TASK GOAL: Could you print every record below exactly as it appears?

INFORMATION:
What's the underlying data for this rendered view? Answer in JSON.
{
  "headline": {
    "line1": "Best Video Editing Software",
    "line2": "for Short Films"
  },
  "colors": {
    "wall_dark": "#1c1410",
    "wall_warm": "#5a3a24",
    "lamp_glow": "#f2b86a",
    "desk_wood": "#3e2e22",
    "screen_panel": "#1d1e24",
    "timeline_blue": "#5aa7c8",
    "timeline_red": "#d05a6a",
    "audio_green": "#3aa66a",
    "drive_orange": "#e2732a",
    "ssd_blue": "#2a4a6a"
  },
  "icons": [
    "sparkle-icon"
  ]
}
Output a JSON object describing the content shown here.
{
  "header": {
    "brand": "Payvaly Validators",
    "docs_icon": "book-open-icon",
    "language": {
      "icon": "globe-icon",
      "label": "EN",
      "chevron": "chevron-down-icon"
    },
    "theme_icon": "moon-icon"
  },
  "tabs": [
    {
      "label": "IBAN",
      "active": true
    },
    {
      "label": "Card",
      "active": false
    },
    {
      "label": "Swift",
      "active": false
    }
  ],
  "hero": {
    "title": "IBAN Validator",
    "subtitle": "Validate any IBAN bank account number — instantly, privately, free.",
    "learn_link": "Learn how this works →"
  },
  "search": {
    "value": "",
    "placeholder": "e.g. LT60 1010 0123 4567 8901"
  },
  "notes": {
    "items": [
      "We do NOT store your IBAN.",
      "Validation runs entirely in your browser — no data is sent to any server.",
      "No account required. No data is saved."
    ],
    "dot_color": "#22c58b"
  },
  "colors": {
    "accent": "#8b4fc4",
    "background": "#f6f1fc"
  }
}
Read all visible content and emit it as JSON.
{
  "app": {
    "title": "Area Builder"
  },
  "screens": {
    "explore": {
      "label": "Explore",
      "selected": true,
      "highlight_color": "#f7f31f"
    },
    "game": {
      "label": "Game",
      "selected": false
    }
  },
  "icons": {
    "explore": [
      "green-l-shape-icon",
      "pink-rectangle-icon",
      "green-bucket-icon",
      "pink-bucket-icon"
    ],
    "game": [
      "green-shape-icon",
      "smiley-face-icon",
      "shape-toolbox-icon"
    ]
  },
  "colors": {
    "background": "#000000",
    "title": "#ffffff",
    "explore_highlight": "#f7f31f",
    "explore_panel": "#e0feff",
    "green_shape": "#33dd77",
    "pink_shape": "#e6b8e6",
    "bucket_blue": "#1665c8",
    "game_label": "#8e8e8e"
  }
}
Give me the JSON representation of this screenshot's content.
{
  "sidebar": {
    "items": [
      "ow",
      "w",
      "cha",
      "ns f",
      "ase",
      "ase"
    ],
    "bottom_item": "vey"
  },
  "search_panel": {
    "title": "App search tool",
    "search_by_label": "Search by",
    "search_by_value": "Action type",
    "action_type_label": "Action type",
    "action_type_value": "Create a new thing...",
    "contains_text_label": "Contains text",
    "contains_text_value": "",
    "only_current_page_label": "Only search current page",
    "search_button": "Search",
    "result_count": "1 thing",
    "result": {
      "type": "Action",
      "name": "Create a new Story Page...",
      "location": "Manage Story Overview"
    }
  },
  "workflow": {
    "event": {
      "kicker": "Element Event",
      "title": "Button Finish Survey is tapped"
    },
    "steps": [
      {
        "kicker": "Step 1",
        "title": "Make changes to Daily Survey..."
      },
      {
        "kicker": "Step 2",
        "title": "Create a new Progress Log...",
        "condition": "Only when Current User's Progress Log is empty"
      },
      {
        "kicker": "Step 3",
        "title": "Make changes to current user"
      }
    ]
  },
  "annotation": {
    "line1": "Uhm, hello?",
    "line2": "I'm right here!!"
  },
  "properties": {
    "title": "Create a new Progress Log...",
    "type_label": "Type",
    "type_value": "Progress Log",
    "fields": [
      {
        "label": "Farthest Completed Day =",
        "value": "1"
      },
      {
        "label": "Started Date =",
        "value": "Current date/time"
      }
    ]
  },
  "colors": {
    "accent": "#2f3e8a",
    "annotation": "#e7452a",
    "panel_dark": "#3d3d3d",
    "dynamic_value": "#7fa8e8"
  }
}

EXERCISE RESPONSE:
What's the underlying data for this rendered view? Answer in JSON.
{
  "headline": {
    "line1": "Best Video Editing Software",
    "line2": "for Short Films"
  },
  "colors": {
    "wall_dark": "#1c1410",
    "wall_warm": "#5a3a24",
    "lamp_glow": "#f2b86a",
    "desk_wood": "#3e2e22",
    "screen_panel": "#1d1e24",
    "timeline_blue": "#5aa7c8",
    "timeline_red": "#d05a6a",
    "audio_green": "#3aa66a",
    "drive_orange": "#e2732a",
    "ssd_blue": "#2a4a6a"
  },
  "icons": [
    "sparkle-icon"
  ]
}
Output a JSON object describing the content shown here.
{
  "header": {
    "brand": "Payvaly Validators",
    "docs_icon": "book-open-icon",
    "language": {
      "icon": "globe-icon",
      "label": "EN",
      "chevron": "chevron-down-icon"
    },
    "theme_icon": "moon-icon"
  },
  "tabs": [
    {
      "label": "IBAN",
      "active": true
    },
    {
      "label": "Card",
      "active": false
    },
    {
      "label": "Swift",
      "active": false
    }
  ],
  "hero": {
    "title": "IBAN Validator",
    "subtitle": "Validate any IBAN bank account number — instantly, privately, free.",
    "learn_link": "Learn how this works →"
  },
  "search": {
    "value": "",
    "placeholder": "e.g. LT60 1010 0123 4567 8901"
  },
  "notes": {
    "items": [
      "We do NOT store your IBAN.",
      "Validation runs entirely in your browser — no data is sent to any server.",
      "No account required. No data is saved."
    ],
    "dot_color": "#22c58b"
  },
  "colors": {
    "accent": "#8b4fc4",
    "background": "#f6f1fc"
  }
}
Read all visible content and emit it as JSON.
{
  "app": {
    "title": "Area Builder"
  },
  "screens": {
    "explore": {
      "label": "Explore",
      "selected": true,
      "highlight_color": "#f7f31f"
    },
    "game": {
      "label": "Game",
      "selected": false
    }
  },
  "icons": {
    "explore": [
      "green-l-shape-icon",
      "pink-rectangle-icon",
      "green-bucket-icon",
      "pink-bucket-icon"
    ],
    "game": [
      "green-shape-icon",
      "smiley-face-icon",
      "shape-toolbox-icon"
    ]
  },
  "colors": {
    "background": "#000000",
    "title": "#ffffff",
    "explore_highlight": "#f7f31f",
    "explore_panel": "#e0feff",
    "green_shape": "#33dd77",
    "pink_shape": "#e6b8e6",
    "bucket_blue": "#1665c8",
    "game_label": "#8e8e8e"
  }
}
Give me the JSON representation of this screenshot's content.
{
  "sidebar": {
    "items": [
      "ow",
      "w",
      "cha",
      "ns f",
      "ase",
      "ase"
    ],
    "bottom_item": "vey"
  },
  "search_panel": {
    "title": "App search tool",
    "search_by_label": "Search by",
    "search_by_value": "Action type",
    "action_type_label": "Action type",
    "action_type_value": "Create a new thing...",
    "contains_text_label": "Contains text",
    "contains_text_value": "",
    "only_current_page_label": "Only search current page",
    "search_button": "Search",
    "result_count": "1 thing",
    "result": {
      "type": "Action",
      "name": "Create a new Story Page...",
      "location": "Manage Story Overview"
    }
  },
  "workflow": {
    "event": {
      "kicker": "Element Event",
      "title": "Button Finish Survey is tapped"
    },
    "steps": [
      {
        "kicker": "Step 1",
        "title": "Make changes to Daily Survey..."
      },
      {
        "kicker": "Step 2",
        "title": "Create a new Progress Log...",
        "condition": "Only when Current User's Progress Log is empty"
      },
      {
        "kicker": "Step 3",
        "title": "Make changes to current user"
      }
    ]
  },
  "annotation": {
    "line1": "Uhm, hello?",
    "line2": "I'm right here!!"
  },
  "properties": {
    "title": "Create a new Progress Log...",
    "type_label": "Type",
    "type_value": "Progress Log",
    "fields": [
      {
        "label": "Farthest Completed Day =",
        "value": "1"
      },
      {
        "label": "Started Date =",
        "value": "Current date/time"
      }
    ]
  },
  "colors": {
    "accent": "#2f3e8a",
    "annotation": "#e7452a",
    "panel_dark": "#3d3d3d",
    "dynamic_value": "#7fa8e8"
  }
}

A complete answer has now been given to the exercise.